• Work required:
Every line below containing the word "Tegangan" should be found and copied.

··· Source material

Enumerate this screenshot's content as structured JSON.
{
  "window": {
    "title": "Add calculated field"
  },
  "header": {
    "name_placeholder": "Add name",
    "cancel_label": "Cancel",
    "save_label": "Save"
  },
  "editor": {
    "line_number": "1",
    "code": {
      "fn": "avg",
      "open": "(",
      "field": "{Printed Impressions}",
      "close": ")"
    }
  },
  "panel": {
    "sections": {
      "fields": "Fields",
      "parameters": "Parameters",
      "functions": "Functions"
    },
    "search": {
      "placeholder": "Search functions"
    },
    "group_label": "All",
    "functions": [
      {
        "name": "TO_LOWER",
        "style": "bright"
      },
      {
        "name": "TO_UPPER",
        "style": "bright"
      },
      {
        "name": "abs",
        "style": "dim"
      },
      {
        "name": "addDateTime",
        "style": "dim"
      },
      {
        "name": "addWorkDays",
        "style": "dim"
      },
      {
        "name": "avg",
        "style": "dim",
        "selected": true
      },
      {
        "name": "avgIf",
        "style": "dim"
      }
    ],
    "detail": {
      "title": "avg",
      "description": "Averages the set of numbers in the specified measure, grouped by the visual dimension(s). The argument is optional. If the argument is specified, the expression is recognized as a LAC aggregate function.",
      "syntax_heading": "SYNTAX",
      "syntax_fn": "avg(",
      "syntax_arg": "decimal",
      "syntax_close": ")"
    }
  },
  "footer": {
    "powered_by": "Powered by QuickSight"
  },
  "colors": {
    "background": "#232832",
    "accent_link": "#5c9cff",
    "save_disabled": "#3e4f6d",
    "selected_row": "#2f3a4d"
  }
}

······
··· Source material

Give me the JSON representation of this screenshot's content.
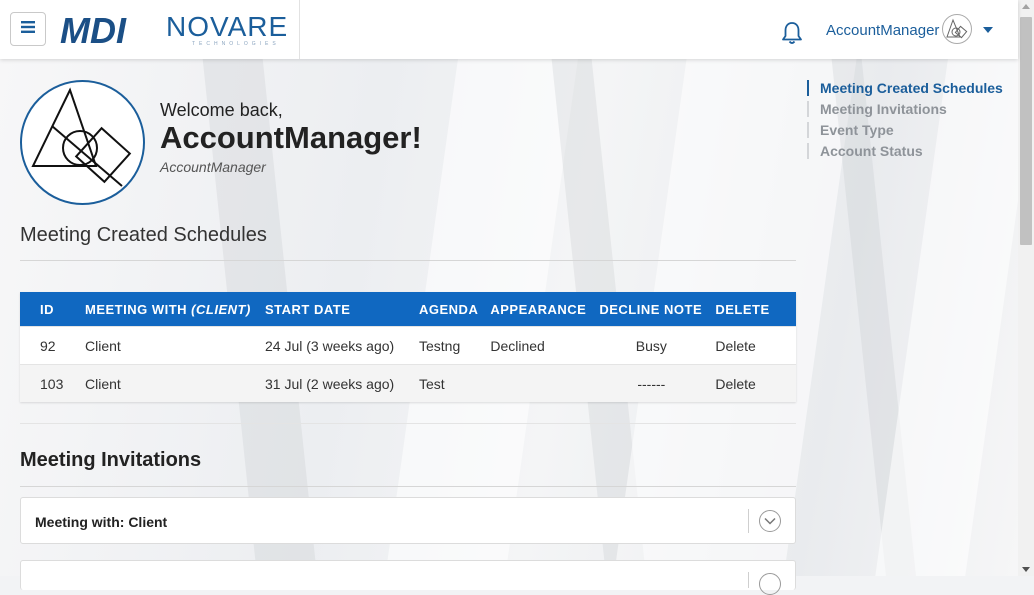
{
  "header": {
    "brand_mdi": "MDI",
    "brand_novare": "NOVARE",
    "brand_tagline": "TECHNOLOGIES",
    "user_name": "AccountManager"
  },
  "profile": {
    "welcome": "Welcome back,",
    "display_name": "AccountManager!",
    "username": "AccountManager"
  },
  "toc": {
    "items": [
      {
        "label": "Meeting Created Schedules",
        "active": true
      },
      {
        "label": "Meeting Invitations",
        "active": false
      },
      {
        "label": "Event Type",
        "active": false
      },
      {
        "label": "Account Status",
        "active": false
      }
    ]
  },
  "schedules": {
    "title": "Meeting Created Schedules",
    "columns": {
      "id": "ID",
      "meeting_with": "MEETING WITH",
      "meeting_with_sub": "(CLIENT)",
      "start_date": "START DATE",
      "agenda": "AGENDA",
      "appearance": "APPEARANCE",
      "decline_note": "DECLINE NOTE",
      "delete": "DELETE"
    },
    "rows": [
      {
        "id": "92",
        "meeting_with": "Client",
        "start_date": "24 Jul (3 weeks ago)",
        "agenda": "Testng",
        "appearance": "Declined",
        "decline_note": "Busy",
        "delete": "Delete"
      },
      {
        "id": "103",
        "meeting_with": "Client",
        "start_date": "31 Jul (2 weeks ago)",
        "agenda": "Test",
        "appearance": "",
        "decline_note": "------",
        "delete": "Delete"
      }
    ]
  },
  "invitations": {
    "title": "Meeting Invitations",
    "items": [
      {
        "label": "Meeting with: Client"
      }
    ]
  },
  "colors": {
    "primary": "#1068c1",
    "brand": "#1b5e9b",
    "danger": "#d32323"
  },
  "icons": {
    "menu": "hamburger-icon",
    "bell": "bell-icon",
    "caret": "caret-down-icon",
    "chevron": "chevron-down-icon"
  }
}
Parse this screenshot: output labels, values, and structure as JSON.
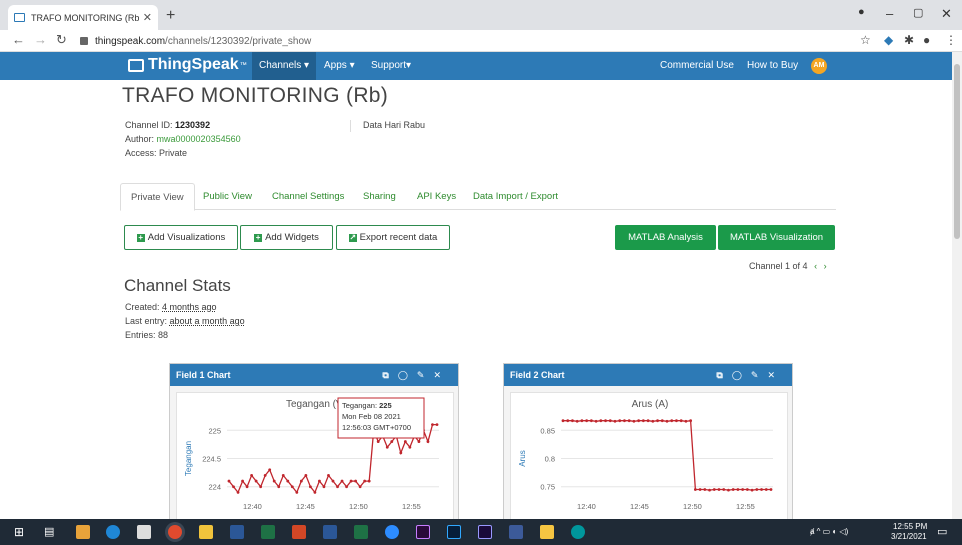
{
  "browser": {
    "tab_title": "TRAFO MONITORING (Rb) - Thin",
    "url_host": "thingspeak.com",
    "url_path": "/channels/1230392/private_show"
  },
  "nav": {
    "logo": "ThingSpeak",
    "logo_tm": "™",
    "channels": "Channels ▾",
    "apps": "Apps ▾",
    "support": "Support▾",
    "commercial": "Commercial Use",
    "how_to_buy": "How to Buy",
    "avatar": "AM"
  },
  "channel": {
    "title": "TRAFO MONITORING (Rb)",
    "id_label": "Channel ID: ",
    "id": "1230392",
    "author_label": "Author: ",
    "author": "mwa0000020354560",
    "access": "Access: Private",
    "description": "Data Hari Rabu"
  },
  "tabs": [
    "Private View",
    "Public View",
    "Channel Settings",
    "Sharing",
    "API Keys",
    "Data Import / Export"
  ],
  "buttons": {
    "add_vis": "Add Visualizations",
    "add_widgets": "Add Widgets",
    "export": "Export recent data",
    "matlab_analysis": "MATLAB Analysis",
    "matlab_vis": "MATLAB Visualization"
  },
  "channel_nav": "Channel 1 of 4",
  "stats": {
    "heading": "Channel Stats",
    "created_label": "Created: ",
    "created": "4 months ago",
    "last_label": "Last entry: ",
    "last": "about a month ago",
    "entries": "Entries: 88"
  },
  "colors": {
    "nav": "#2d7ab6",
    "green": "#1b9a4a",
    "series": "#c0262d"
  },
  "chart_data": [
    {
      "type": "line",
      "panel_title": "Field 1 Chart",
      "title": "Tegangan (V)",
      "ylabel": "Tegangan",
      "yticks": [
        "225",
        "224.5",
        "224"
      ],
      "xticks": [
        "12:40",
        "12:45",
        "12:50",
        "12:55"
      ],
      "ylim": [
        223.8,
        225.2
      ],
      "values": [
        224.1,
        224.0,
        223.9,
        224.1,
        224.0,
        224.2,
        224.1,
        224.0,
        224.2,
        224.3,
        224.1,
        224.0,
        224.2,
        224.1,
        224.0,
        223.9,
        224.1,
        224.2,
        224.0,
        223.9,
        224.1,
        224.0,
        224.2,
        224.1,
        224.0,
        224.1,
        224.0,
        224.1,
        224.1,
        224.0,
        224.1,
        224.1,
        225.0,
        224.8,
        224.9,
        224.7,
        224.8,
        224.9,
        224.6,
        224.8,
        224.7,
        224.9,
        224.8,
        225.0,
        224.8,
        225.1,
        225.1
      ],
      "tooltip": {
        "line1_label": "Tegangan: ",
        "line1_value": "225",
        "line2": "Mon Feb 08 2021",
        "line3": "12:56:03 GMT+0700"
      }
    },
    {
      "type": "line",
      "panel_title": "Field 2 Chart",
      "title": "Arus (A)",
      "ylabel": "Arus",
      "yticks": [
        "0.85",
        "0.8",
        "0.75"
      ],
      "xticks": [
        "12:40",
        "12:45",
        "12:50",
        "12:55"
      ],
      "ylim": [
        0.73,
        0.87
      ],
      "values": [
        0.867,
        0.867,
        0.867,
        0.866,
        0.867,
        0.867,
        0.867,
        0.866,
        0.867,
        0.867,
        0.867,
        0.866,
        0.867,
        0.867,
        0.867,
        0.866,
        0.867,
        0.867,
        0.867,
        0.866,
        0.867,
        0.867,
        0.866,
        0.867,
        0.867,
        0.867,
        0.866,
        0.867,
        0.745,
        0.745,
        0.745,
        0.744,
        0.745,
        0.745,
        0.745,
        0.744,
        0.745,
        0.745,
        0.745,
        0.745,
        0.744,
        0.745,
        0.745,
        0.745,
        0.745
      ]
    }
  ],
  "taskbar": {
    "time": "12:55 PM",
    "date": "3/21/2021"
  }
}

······

• Response:
      "title": "Tegangan (V)",
      "ylabel": "Tegangan",
        "line1_label": "Tegangan: ",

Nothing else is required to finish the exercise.